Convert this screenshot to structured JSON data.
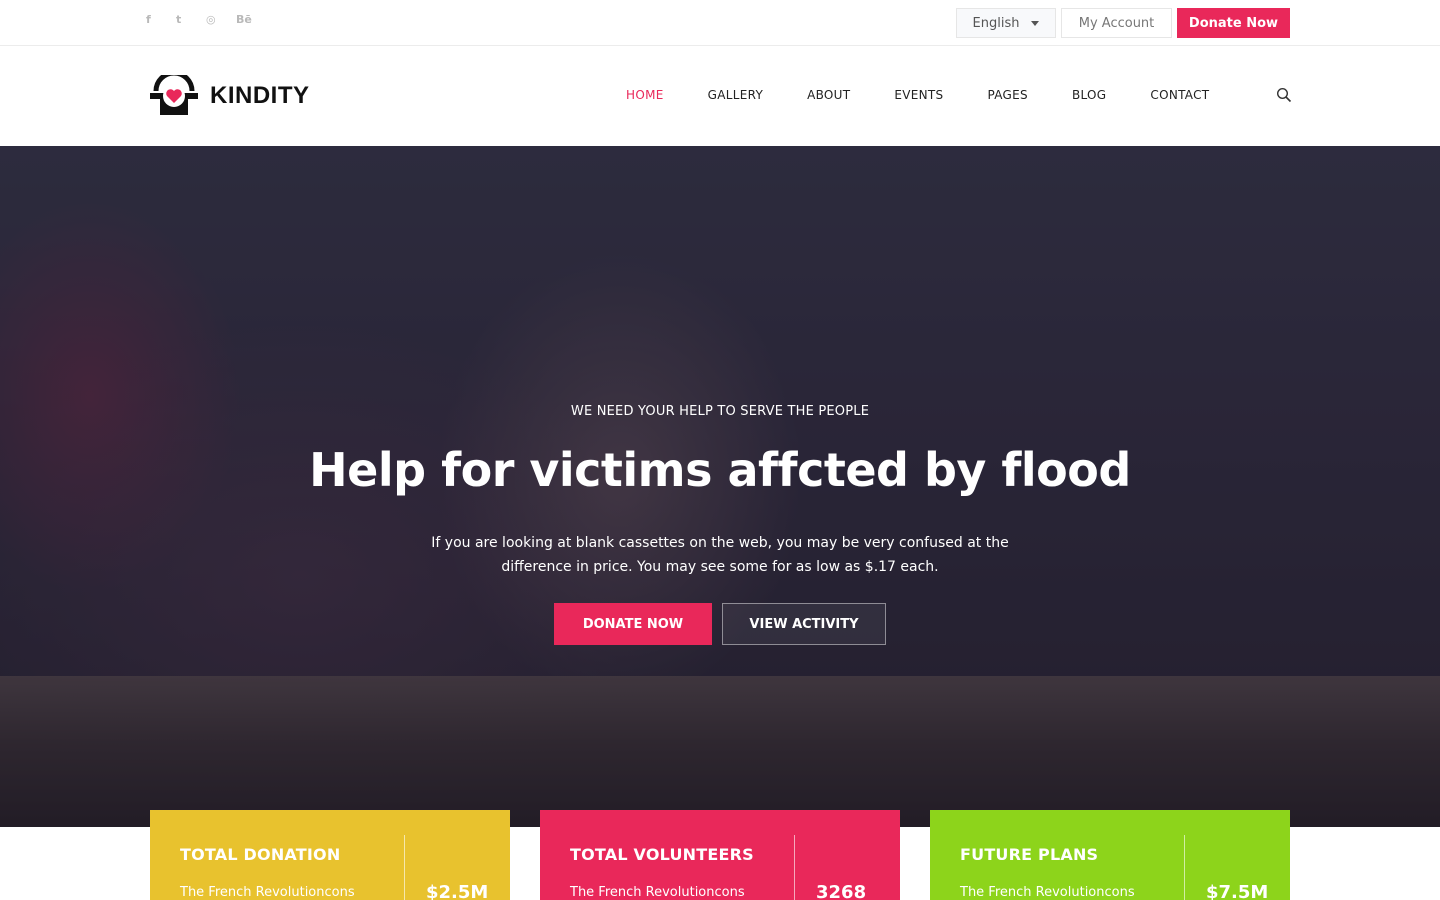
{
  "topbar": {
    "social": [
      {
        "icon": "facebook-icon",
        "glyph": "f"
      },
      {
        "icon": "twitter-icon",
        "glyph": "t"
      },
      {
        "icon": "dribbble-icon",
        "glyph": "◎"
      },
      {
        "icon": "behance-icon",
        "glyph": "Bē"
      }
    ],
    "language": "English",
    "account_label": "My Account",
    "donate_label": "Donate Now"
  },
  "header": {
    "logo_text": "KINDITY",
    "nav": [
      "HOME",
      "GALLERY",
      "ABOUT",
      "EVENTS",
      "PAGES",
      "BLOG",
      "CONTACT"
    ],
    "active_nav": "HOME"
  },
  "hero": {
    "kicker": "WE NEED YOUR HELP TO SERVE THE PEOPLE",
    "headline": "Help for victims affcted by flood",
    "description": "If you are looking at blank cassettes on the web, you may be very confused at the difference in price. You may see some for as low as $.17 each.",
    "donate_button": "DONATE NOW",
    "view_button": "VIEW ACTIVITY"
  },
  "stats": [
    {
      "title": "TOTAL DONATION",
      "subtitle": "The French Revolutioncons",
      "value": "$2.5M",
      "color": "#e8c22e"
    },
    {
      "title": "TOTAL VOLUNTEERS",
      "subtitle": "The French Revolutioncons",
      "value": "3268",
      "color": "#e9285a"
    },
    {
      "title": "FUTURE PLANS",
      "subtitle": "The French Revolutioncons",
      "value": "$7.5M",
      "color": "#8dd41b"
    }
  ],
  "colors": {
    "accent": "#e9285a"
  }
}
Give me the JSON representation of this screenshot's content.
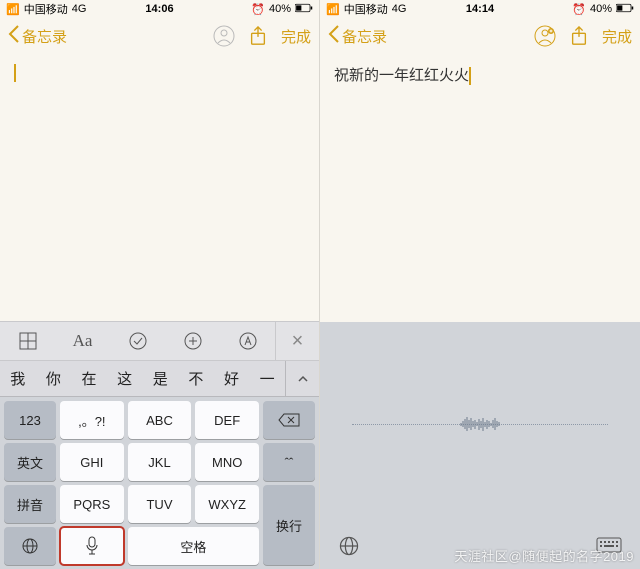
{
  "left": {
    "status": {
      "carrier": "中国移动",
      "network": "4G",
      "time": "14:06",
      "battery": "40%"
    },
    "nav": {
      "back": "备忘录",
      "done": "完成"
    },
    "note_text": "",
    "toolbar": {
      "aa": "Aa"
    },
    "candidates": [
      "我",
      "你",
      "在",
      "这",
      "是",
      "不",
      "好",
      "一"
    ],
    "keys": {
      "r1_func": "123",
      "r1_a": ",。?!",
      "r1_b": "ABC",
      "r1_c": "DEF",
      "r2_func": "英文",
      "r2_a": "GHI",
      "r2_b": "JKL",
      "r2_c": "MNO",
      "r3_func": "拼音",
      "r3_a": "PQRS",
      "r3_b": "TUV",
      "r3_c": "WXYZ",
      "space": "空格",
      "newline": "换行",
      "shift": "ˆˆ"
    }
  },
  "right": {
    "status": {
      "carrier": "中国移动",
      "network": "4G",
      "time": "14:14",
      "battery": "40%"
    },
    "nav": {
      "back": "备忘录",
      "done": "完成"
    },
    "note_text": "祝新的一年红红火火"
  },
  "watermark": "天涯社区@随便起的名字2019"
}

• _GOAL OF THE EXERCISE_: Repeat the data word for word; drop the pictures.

• _EXPECTED ANSWER_:
Convert this screenshot to structured JSON data.
{
  "topbar": {
    "social": [
      {
        "icon": "facebook-icon",
        "glyph": "f"
      },
      {
        "icon": "twitter-icon",
        "glyph": "t"
      },
      {
        "icon": "dribbble-icon",
        "glyph": "◎"
      },
      {
        "icon": "behance-icon",
        "glyph": "Bē"
      }
    ],
    "language": "English",
    "account_label": "My Account",
    "donate_label": "Donate Now"
  },
  "header": {
    "logo_text": "KINDITY",
    "nav": [
      "HOME",
      "GALLERY",
      "ABOUT",
      "EVENTS",
      "PAGES",
      "BLOG",
      "CONTACT"
    ],
    "active_nav": "HOME"
  },
  "hero": {
    "kicker": "WE NEED YOUR HELP TO SERVE THE PEOPLE",
    "headline": "Help for victims affcted by flood",
    "description": "If you are looking at blank cassettes on the web, you may be very confused at the difference in price. You may see some for as low as $.17 each.",
    "donate_button": "DONATE NOW",
    "view_button": "VIEW ACTIVITY"
  },
  "stats": [
    {
      "title": "TOTAL DONATION",
      "subtitle": "The French Revolutioncons",
      "value": "$2.5M",
      "color": "#e8c22e"
    },
    {
      "title": "TOTAL VOLUNTEERS",
      "subtitle": "The French Revolutioncons",
      "value": "3268",
      "color": "#e9285a"
    },
    {
      "title": "FUTURE PLANS",
      "subtitle": "The French Revolutioncons",
      "value": "$7.5M",
      "color": "#8dd41b"
    }
  ],
  "colors": {
    "accent": "#e9285a"
  }
}
Give me the JSON representation of this screenshot's content.
{
  "left": {
    "status": {
      "carrier": "中国移动",
      "network": "4G",
      "time": "14:06",
      "battery": "40%"
    },
    "nav": {
      "back": "备忘录",
      "done": "完成"
    },
    "note_text": "",
    "toolbar": {
      "aa": "Aa"
    },
    "candidates": [
      "我",
      "你",
      "在",
      "这",
      "是",
      "不",
      "好",
      "一"
    ],
    "keys": {
      "r1_func": "123",
      "r1_a": ",。?!",
      "r1_b": "ABC",
      "r1_c": "DEF",
      "r2_func": "英文",
      "r2_a": "GHI",
      "r2_b": "JKL",
      "r2_c": "MNO",
      "r3_func": "拼音",
      "r3_a": "PQRS",
      "r3_b": "TUV",
      "r3_c": "WXYZ",
      "space": "空格",
      "newline": "换行",
      "shift": "ˆˆ"
    }
  },
  "right": {
    "status": {
      "carrier": "中国移动",
      "network": "4G",
      "time": "14:14",
      "battery": "40%"
    },
    "nav": {
      "back": "备忘录",
      "done": "完成"
    },
    "note_text": "祝新的一年红红火火"
  },
  "watermark": "天涯社区@随便起的名字2019"
}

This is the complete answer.